** Opening Data provided block **

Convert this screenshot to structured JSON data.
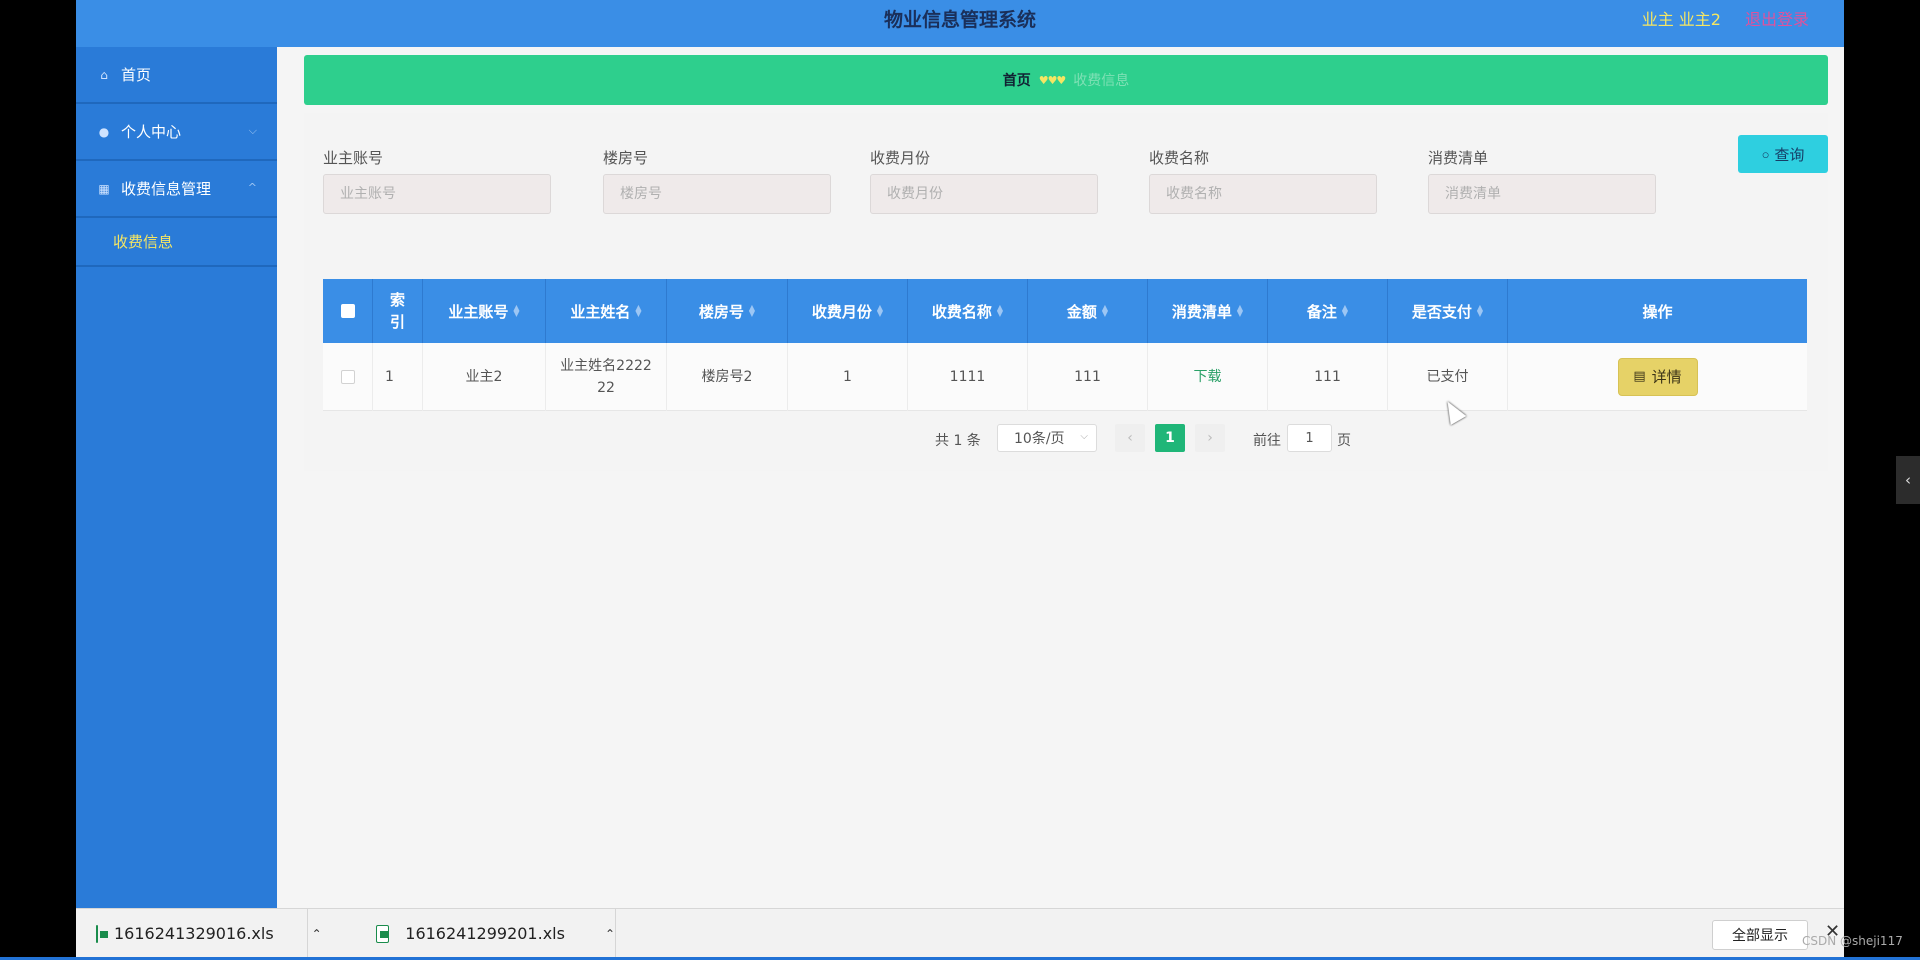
{
  "header": {
    "title": "物业信息管理系统",
    "user_info": "业主 业主2",
    "logout": "退出登录"
  },
  "sidebar": {
    "items": [
      {
        "label": "首页",
        "icon": "home-icon"
      },
      {
        "label": "个人中心",
        "icon": "user-icon"
      },
      {
        "label": "收费信息管理",
        "icon": "grid-icon"
      }
    ],
    "sub_items": [
      {
        "label": "收费信息"
      }
    ]
  },
  "breadcrumb": {
    "home": "首页",
    "separator": "♥♥♥",
    "current": "收费信息"
  },
  "search": {
    "fields": [
      {
        "label": "业主账号",
        "placeholder": "业主账号"
      },
      {
        "label": "楼房号",
        "placeholder": "楼房号"
      },
      {
        "label": "收费月份",
        "placeholder": "收费月份"
      },
      {
        "label": "收费名称",
        "placeholder": "收费名称"
      },
      {
        "label": "消费清单",
        "placeholder": "消费清单"
      }
    ],
    "query_button": "查询"
  },
  "table": {
    "columns": [
      "索引",
      "业主账号",
      "业主姓名",
      "楼房号",
      "收费月份",
      "收费名称",
      "金额",
      "消费清单",
      "备注",
      "是否支付",
      "操作"
    ],
    "rows": [
      {
        "index": "1",
        "account": "业主2",
        "name": "业主姓名222222",
        "building": "楼房号2",
        "month": "1",
        "fee_name": "1111",
        "amount": "111",
        "list": "下载",
        "note": "111",
        "paid": "已支付",
        "action": "详情"
      }
    ]
  },
  "pagination": {
    "total": "共 1 条",
    "page_size": "10条/页",
    "current_page": "1",
    "goto_label": "前往",
    "goto_value": "1",
    "page_unit": "页"
  },
  "downloads": {
    "files": [
      "1616241329016.xls",
      "1616241299201.xls"
    ],
    "show_all": "全部显示"
  },
  "watermark": "CSDN @sheji117",
  "colors": {
    "topbar": "#3a8ee6",
    "sidebar": "#2a7bd8",
    "breadcrumb": "#2ecf8d",
    "query_button": "#2ecfe0",
    "detail_button": "#e6d267",
    "current_page": "#1fb678"
  }
}
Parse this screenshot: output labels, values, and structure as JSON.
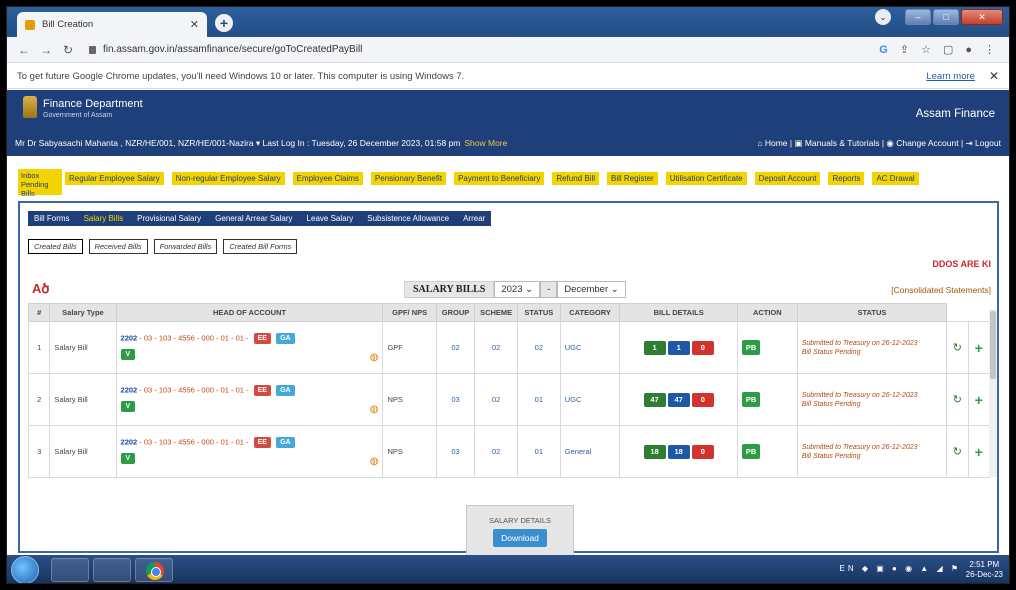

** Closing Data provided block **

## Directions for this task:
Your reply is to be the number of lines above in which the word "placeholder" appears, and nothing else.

## Written solution:
5